By Patrick Wade URBANA, ILL.
The company owned by Jacksonville Jaguars owner Shad Khan is facing $57,000 in fines after the Occupational Safety and Health Administration found “serious” violations affecting workers at one of its plant. Workers at Flex-N-Gate Corp.’s plant in Urbana, known as Guardian West, were exposed to dangerous chemicals and did not receive proper training, examinations and monitoring from their employer, an OSHA spokeswoman told the News-Gazette.
Representatives for the company could not be reached for comment by the News-Gazette on Thursday or by the Times-Union on Saturday.
Flex-N-Gate Corp., headquartered in Urbana, is a manufacturer of bumpers and other parts for the automotive industry.
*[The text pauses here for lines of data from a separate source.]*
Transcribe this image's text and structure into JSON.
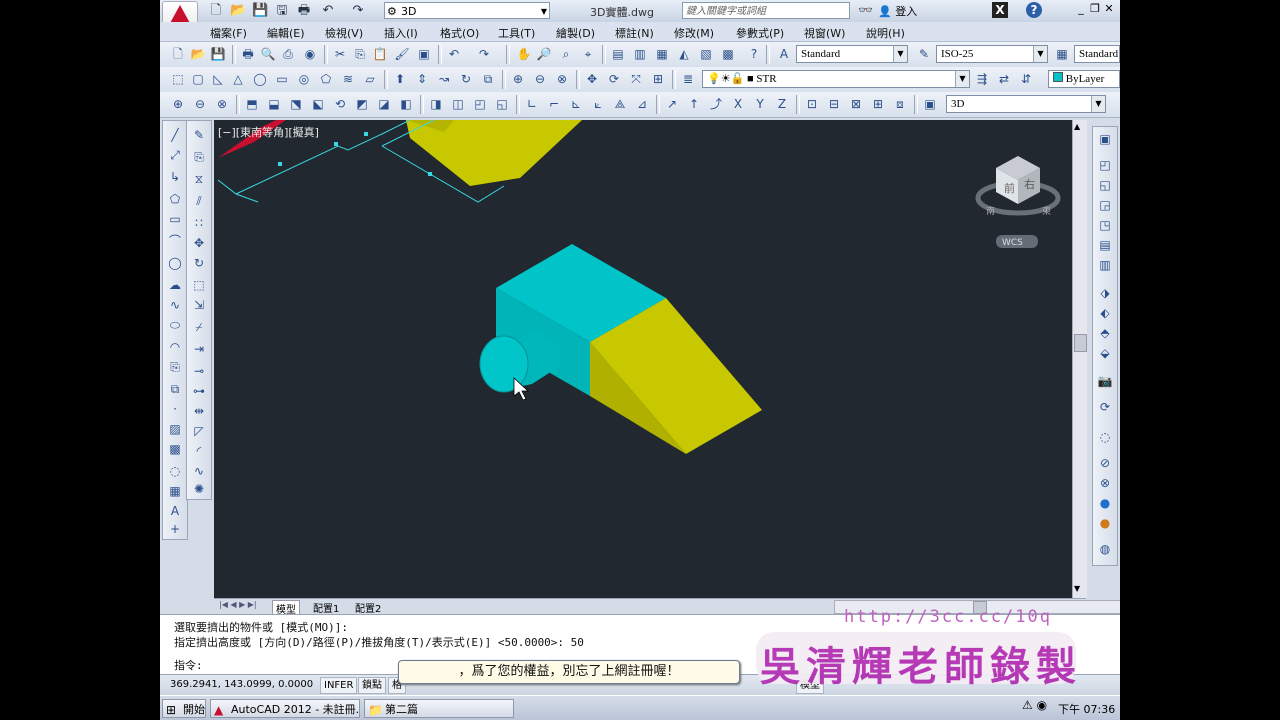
{
  "window": {
    "app_name": "AutoCAD 2012",
    "doc_title": "3D實體.dwg",
    "workspace": "3D",
    "search_placeholder": "鍵入關鍵字或詞組",
    "login": "登入"
  },
  "menubar": {
    "items": [
      "檔案(F)",
      "編輯(E)",
      "檢視(V)",
      "插入(I)",
      "格式(O)",
      "工具(T)",
      "繪製(D)",
      "標註(N)",
      "修改(M)",
      "參數式(P)",
      "視窗(W)",
      "說明(H)"
    ]
  },
  "toolbars": {
    "text_style": "Standard",
    "dim_style": "ISO-25",
    "table_style": "Standard",
    "layer": "STR",
    "color": "ByLayer",
    "view": "3D"
  },
  "viewport": {
    "label": "[−][東南等角][擬真]",
    "viewcube_faces": [
      "前",
      "右"
    ],
    "viewcube_compass": [
      "南",
      "東"
    ],
    "ucs_badge": "WCS"
  },
  "layout_tabs": [
    "模型",
    "配置1",
    "配置2"
  ],
  "command": {
    "lines": [
      "選取要擠出的物件或 [模式(MO)]:",
      "指定擠出高度或 [方向(D)/路徑(P)/推拔角度(T)/表示式(E)] <50.0000>: 50",
      "指令:"
    ]
  },
  "status": {
    "coords": "369.2941, 143.0999, 0.0000",
    "buttons": [
      "INFER",
      "鎖點",
      "格"
    ],
    "model_label": "模型"
  },
  "balloon": "，爲了您的權益，別忘了上網註冊喔！",
  "watermark": {
    "url": "http://3cc.cc/10q",
    "author": "吳清輝老師錄製"
  },
  "taskbar": {
    "start": "開始",
    "tasks": [
      "AutoCAD 2012 - 未註冊...",
      "第二篇"
    ],
    "time": "下午 07:36"
  },
  "colors": {
    "viewport_bg": "#212830",
    "solid_cyan": "#00c4c8",
    "solid_yellow": "#c8c800"
  }
}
The company employs more than 12,450 people at 50 manufacturing and nine product development and engineering facilities throughout the United States, Canada, Mexico, Argentina, Brazil and Spain.
OSHA issued the citation for nine violations on Thursday resulting from a December 2011 inspection. All were classified as serious, which “occurs when there is substantial probability that death or serious physical harm could result from a hazard about which the employer knew or should have known,” according to an OSHA news release.
Four of the nine cite inadequate medical surveillance for workers exposed to chromium and chromic acid.
“Chromium produces small dust particles that, when breathed, can be dangerous to your health,” OSHA spokeswoman Rhonda Burke said.
The chemical can irritate or damage workers’ noses, throats and lungs, according to OSHA, and may cause lung cancer if inhaled at high levels.
Flex-N-Gate failed to provide periodic examinations of exposed body parts, especially nostrils; implement an effective respiratory program that includes training; identify and evaluate respiratory hazards; provide medical evaluations for respirator use; and provide fit-testing for respirators, OSHA stated.
The remaining violations were issued for Flex-N-Gate’s failure to monitor the average exposure to chromium for each employee; maintain surfaces free of chromium accumulations; provide effective information and training on hazardous chemicals in the work area during a worker’s initial assignment or when a new hazard is introduced to the work area; and provide medical examinations for chromium exposure while ensuring that the medical professional conducting exams has copies of the exposure standards as well as a description of employees’ duties.
Part of the problem, Burke said, was that Flex-N-Gate did not adequately communicate training and hazards to its employees. The plant has a high concentration of Congolese workers whose native language is French.
Flex-N-Gate has 15 business days to fix the violations, request an informal conference with OSHA’s area director, or contest the findings before the independent Occupational Safety and Health Review Commission.
Guardian West previously was inspected by OSHA in October 2010, resulting in citations for two serious violations.
Read more at Jacksonville.com: http://jacksonville.com/news/metro/2012-06-17/story/company-owned-jaguars-owner-cited-osha#ixzz1yAGAkQqW